It is easy to see the talent and potential that Francoeur brings to the table. That is why both Bobby Cox and general manager Frank Wren have made signing Francoeur to a long term contract a priority after this season. The question is, what kind of a player will they be signing. Will he become a big bat in the middle of the line-up when Chipper is gone, or will we still be waiting for that bust out season. The future of the Braves may be riding on that question. If the Braves are going to keep Teixeira after this season it’s going to cost more than they are used to paying for a position player. This would mean that by the time they bring in a quality starting pitcher, there may not be enough money left over in their ridiculously low budget to keep Francour in Atlanta. By refusing to follow McCann’s lead in signing a contract extension, he has set himself up for a big payday via arbitration. This could hamper Wren’s ability to sign Teixeira. If that is indeed the case, then maybe they should look at trading Francoeur for a starting pitcher.
In my mind, both Teixeira and good starting pitching are more important than anything Francoeur would bring over the next few years. Especially with the possible retirement of Smoltz. Pitching is what took the Braves from worst to first in ‘91. It is also what won the World Series in ‘95. Pitching is what won 14 consecutive division titles, and pitching is what is needed if Cox is going to get another ring before he retires. If the Braves teams of the ’90’s had a line-up consisting of Yunel Escobar, Jones, Teixeira, and McCann they would have won more than one title. If this team had the great pitching of those teams, you could take Francoeur out of the line-up and still have more than enough offense to win a championship.
However, if Frenchy were to play to the potential he has shown at times, he could become the future of this franchise. He could also be a guy that you build a team around. If Teixeira gets greedy and leaves town, the Braves will be desperately in need of that type of player. Chipper may only have a few more seasons left in him and as good as McCann is, you just can’t build a team around a catcher. Either way, a decision needs to be made about the future of Jeff Francoeur.

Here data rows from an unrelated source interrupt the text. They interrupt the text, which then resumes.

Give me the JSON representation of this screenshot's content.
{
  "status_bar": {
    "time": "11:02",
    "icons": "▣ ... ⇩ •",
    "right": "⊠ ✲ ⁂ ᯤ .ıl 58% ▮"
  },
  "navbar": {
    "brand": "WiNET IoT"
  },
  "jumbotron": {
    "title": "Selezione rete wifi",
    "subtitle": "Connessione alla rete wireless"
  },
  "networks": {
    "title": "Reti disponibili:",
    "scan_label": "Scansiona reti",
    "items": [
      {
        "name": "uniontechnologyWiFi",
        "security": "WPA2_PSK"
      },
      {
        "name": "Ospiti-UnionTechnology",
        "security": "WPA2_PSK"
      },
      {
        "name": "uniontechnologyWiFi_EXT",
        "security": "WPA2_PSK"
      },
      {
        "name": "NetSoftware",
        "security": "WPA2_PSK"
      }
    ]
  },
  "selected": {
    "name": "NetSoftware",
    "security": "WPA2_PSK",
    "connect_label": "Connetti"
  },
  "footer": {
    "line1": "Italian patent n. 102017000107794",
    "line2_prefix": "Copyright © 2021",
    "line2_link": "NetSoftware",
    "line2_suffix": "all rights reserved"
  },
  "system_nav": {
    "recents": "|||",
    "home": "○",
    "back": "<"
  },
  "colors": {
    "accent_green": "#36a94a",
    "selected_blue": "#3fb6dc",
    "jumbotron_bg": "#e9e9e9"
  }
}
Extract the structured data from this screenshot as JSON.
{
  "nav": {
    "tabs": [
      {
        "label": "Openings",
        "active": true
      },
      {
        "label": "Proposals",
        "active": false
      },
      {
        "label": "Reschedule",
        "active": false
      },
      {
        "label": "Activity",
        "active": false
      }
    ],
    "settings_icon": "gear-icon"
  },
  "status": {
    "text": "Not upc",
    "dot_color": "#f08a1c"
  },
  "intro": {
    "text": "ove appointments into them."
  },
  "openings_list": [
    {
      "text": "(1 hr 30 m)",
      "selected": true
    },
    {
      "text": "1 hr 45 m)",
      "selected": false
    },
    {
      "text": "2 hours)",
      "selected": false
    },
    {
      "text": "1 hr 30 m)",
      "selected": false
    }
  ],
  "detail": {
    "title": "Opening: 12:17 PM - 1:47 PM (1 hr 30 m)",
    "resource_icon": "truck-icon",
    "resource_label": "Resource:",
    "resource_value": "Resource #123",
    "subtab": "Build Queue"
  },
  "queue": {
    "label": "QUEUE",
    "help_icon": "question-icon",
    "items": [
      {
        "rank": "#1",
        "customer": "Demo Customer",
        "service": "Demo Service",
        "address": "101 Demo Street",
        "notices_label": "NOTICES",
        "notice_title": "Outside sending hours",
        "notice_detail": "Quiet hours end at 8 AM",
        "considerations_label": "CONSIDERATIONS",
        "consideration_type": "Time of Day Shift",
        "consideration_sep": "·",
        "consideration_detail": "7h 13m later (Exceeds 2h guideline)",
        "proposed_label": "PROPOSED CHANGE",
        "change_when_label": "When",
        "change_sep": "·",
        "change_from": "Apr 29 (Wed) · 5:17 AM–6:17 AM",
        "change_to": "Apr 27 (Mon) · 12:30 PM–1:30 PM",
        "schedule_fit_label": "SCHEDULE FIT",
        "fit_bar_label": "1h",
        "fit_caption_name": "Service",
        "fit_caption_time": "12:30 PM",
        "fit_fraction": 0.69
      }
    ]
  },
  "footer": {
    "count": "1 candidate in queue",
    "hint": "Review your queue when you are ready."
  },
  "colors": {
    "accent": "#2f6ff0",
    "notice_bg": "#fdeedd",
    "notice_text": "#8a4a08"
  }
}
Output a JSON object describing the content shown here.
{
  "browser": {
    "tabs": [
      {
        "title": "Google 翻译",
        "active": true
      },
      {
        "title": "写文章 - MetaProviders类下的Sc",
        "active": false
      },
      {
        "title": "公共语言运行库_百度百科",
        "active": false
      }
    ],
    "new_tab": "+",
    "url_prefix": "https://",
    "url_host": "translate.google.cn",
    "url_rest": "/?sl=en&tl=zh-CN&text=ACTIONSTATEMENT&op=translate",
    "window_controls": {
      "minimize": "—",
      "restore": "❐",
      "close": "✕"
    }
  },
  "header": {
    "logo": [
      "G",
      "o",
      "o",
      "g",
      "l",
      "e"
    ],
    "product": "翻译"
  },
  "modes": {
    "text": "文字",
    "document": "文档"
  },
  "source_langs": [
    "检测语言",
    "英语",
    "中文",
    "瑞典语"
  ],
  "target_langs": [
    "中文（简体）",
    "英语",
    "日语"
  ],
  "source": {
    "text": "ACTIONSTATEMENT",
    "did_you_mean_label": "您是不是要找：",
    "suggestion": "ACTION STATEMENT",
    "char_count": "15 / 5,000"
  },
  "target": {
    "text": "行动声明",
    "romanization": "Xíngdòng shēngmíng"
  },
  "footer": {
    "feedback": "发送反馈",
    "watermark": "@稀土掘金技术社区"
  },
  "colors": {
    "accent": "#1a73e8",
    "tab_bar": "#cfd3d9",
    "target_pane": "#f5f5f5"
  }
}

As a Braves fan for over 20 years I’m not sure if I can stand another bases loaded double play or another three pitch strikeout. The occasional runner thrown out from right field just doesn’t make up for all the runners left on base. I must say that I hope he proves me to be a little premature with my discontent. Please Jeff, show me that the props I gave you last year are well deserved. Are you the Gold Glover with the 100 RBI and timely two out hits, or are you that guy that always seems to swing at ball four in the dirt and has nothing to offer but a strong arm and utter frustration? After 64 games and trailing the Phillies by 6.5 games I ask; will the real Frenchy please stand up?